Task brief> Word for word, retype each record shown below.

Dataset extract>
□ □ □ □

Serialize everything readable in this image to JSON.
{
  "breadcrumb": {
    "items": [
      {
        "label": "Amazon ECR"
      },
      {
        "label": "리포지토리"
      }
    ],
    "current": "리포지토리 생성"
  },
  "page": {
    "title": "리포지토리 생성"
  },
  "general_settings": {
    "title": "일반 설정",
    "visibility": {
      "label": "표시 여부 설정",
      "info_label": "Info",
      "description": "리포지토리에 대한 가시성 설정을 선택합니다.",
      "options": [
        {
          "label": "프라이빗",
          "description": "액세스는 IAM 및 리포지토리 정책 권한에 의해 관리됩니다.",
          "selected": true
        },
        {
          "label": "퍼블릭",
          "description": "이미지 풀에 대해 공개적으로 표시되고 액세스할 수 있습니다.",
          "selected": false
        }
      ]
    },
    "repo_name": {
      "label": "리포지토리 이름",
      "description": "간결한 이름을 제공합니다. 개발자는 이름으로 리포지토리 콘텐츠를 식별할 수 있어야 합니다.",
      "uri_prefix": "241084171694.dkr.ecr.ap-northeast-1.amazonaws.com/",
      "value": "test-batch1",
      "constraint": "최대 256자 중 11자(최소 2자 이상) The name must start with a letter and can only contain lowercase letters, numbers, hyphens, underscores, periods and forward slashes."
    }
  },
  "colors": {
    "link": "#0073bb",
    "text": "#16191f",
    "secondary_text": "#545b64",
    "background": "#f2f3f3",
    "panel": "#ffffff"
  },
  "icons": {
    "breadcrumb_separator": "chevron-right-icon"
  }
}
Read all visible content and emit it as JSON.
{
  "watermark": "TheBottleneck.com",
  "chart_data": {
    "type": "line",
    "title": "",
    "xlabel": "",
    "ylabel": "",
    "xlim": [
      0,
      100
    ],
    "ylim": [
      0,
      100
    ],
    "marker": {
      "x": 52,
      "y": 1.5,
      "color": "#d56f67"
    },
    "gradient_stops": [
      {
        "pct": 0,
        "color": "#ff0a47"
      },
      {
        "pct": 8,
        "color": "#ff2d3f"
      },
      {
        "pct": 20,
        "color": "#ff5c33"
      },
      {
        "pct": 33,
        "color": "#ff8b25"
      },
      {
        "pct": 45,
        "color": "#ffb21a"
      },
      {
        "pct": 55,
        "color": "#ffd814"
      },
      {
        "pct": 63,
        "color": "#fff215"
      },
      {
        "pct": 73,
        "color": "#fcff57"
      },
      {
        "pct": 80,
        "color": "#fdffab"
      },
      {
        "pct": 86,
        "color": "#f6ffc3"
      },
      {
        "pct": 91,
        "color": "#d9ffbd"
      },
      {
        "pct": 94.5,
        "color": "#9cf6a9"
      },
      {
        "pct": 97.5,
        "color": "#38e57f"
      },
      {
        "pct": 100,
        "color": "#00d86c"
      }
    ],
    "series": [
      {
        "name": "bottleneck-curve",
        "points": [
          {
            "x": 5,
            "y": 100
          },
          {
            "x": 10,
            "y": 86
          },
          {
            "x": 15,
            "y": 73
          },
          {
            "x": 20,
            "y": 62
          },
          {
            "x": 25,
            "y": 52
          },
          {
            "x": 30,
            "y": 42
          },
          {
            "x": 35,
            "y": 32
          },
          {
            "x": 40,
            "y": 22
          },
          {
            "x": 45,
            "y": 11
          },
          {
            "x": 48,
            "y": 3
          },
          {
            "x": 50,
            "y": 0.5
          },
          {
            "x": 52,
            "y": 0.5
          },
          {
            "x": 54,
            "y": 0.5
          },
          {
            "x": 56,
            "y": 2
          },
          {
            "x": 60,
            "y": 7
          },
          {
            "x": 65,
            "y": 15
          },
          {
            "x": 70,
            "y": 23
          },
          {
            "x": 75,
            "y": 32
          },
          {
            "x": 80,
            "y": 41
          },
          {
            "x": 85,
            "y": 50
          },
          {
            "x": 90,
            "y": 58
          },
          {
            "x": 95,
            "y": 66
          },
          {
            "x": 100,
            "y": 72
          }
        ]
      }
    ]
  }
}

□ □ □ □

Worked solution>
Serialize everything readable in this image to JSON.
{
  "breadcrumb": {
    "items": [
      {
        "label": "Amazon ECR"
      },
      {
        "label": "리포지토리"
      }
    ],
    "current": "리포지토리 생성"
  },
  "page": {
    "title": "리포지토리 생성"
  },
  "general_settings": {
    "title": "일반 설정",
    "visibility": {
      "label": "표시 여부 설정",
      "info_label": "Info",
      "description": "리포지토리에 대한 가시성 설정을 선택합니다.",
      "options": [
        {
          "label": "프라이빗",
          "description": "액세스는 IAM 및 리포지토리 정책 권한에 의해 관리됩니다.",
          "selected": true
        },
        {
          "label": "퍼블릭",
          "description": "이미지 풀에 대해 공개적으로 표시되고 액세스할 수 있습니다.",
          "selected": false
        }
      ]
    },
    "repo_name": {
      "label": "리포지토리 이름",
      "description": "간결한 이름을 제공합니다. 개발자는 이름으로 리포지토리 콘텐츠를 식별할 수 있어야 합니다.",
      "uri_prefix": "241084171694.dkr.ecr.ap-northeast-1.amazonaws.com/",
      "value": "test-batch1",
      "constraint": "최대 256자 중 11자(최소 2자 이상) The name must start with a letter and can only contain lowercase letters, numbers, hyphens, underscores, periods and forward slashes."
    }
  },
  "colors": {
    "link": "#0073bb",
    "text": "#16191f",
    "secondary_text": "#545b64",
    "background": "#f2f3f3",
    "panel": "#ffffff"
  },
  "icons": {
    "breadcrumb_separator": "chevron-right-icon"
  }
}
Read all visible content and emit it as JSON.
{
  "watermark": "TheBottleneck.com",
  "chart_data": {
    "type": "line",
    "title": "",
    "xlabel": "",
    "ylabel": "",
    "xlim": [
      0,
      100
    ],
    "ylim": [
      0,
      100
    ],
    "marker": {
      "x": 52,
      "y": 1.5,
      "color": "#d56f67"
    },
    "gradient_stops": [
      {
        "pct": 0,
        "color": "#ff0a47"
      },
      {
        "pct": 8,
        "color": "#ff2d3f"
      },
      {
        "pct": 20,
        "color": "#ff5c33"
      },
      {
        "pct": 33,
        "color": "#ff8b25"
      },
      {
        "pct": 45,
        "color": "#ffb21a"
      },
      {
        "pct": 55,
        "color": "#ffd814"
      },
      {
        "pct": 63,
        "color": "#fff215"
      },
      {
        "pct": 73,
        "color": "#fcff57"
      },
      {
        "pct": 80,
        "color": "#fdffab"
      },
      {
        "pct": 86,
        "color": "#f6ffc3"
      },
      {
        "pct": 91,
        "color": "#d9ffbd"
      },
      {
        "pct": 94.5,
        "color": "#9cf6a9"
      },
      {
        "pct": 97.5,
        "color": "#38e57f"
      },
      {
        "pct": 100,
        "color": "#00d86c"
      }
    ],
    "series": [
      {
        "name": "bottleneck-curve",
        "points": [
          {
            "x": 5,
            "y": 100
          },
          {
            "x": 10,
            "y": 86
          },
          {
            "x": 15,
            "y": 73
          },
          {
            "x": 20,
            "y": 62
          },
          {
            "x": 25,
            "y": 52
          },
          {
            "x": 30,
            "y": 42
          },
          {
            "x": 35,
            "y": 32
          },
          {
            "x": 40,
            "y": 22
          },
          {
            "x": 45,
            "y": 11
          },
          {
            "x": 48,
            "y": 3
          },
          {
            "x": 50,
            "y": 0.5
          },
          {
            "x": 52,
            "y": 0.5
          },
          {
            "x": 54,
            "y": 0.5
          },
          {
            "x": 56,
            "y": 2
          },
          {
            "x": 60,
            "y": 7
          },
          {
            "x": 65,
            "y": 15
          },
          {
            "x": 70,
            "y": 23
          },
          {
            "x": 75,
            "y": 32
          },
          {
            "x": 80,
            "y": 41
          },
          {
            "x": 85,
            "y": 50
          },
          {
            "x": 90,
            "y": 58
          },
          {
            "x": 95,
            "y": 66
          },
          {
            "x": 100,
            "y": 72
          }
        ]
      }
    ]
  }
}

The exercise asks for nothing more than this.